Julien on his eyesight: “As far as my eyes, I’m not the one that compared Beleskey’s hit to Aaron Rome’s [hit]. We’ll just leave it at that.”

It’s time for both sides to move on.

Good news: Colaiacovo traveling with Sabres

Leave a comment

It was a scary sight.

Carlo Colaiacovo fell to his hands and knees after taking a cross-check to the throat from Predators forward Viktor Arvidsson (above).

Arvidsson received a five-minute major and a game misconduct, while Colaiacovo suffered a dented trachea on the play.

After the game, both Dan Bylsma and Peter Laviolette agreed that there was no malicious intent on Arvidsson’s part.

“I don’t think there was intent there to maliciously cross-check,” Bylsma said. “They kind of lose the puck, turn and his stick is right at that level and delivers a blow. When you look at it, it’s a pretty stiff cross-check to Carlo’s neck.”

“It was tough for Arvidsson,” said Laviolette. “I don’t think he had any bad intentions. He just ran into somebody and the stick got caught a little bit high, but just a tough turn of events.”

The Sabres defenseman left the game and was treated at a nearby hospital, but there is some good news to report.

According to the Buffalo News, Colaiacovo was released from hospital and he was able to travel to Detroit with his teammates.

It’s unclear how long he’ll be out.

Start the Carr: Habs recall another player from the minors

Leave a comment

There’s been a lot of movement between Montreal and Saint John’s lately and that continued on Sunday.

This time, it’s forward Daniel Carr who’ll be getting a stint with the big club.

Carr has no prior NHL experience.

The 24-year-old spent four years at Union College before joining the Canadiens organization as an undrafted free agent.
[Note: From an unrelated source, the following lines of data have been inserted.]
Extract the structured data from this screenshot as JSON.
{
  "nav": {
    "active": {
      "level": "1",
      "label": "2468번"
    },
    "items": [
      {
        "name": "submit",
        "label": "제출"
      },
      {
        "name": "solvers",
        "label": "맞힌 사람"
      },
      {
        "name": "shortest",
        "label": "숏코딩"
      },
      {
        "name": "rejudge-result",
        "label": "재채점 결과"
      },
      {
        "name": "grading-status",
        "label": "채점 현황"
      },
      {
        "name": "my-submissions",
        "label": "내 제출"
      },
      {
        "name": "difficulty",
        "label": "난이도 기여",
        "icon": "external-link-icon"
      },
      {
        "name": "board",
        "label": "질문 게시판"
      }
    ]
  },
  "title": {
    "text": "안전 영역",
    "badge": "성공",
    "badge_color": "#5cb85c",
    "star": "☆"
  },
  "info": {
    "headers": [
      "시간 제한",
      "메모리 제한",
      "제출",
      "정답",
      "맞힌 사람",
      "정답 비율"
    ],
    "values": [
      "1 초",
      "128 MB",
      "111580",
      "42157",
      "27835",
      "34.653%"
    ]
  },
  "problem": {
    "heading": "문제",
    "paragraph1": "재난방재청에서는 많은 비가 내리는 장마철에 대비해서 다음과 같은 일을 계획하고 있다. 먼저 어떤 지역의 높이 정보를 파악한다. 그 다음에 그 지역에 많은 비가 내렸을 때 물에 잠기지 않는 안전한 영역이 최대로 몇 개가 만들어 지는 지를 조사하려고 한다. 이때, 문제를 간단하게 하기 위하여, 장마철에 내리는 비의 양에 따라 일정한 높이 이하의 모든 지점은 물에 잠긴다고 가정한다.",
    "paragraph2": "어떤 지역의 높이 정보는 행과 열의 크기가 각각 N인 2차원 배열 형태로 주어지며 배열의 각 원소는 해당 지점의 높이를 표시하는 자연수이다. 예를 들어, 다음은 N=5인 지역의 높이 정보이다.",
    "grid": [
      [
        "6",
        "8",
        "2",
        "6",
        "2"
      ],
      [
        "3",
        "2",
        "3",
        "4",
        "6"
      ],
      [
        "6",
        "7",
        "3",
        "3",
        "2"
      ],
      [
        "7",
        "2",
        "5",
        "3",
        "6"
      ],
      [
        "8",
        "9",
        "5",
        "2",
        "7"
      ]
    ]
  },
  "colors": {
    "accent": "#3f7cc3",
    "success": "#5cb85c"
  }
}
In his first season as a pro, Carr scored 24 goals (led the team) and 39 points in 76 AHL games with the Hamilton Bulldogs in 2014-15.

This year, Carr has seven goals and 15 points in 20 games.
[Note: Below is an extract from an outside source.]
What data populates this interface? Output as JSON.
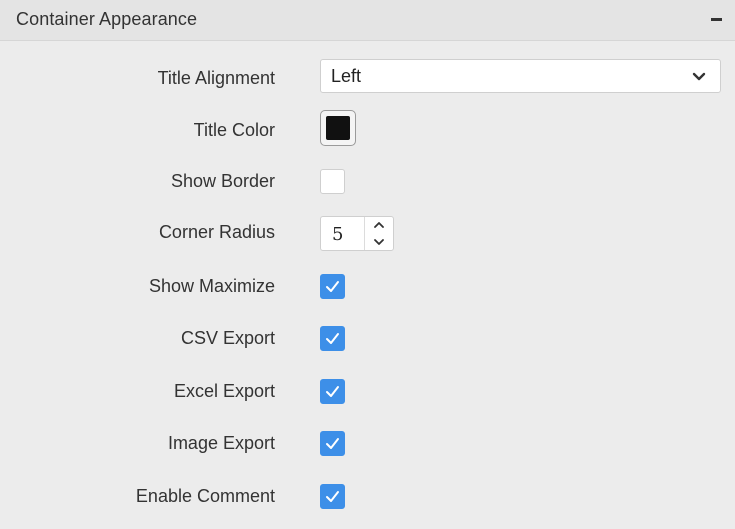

Montreal is without forwards Torrey Mitchell, Brendan Gallagher and Alexander Semin.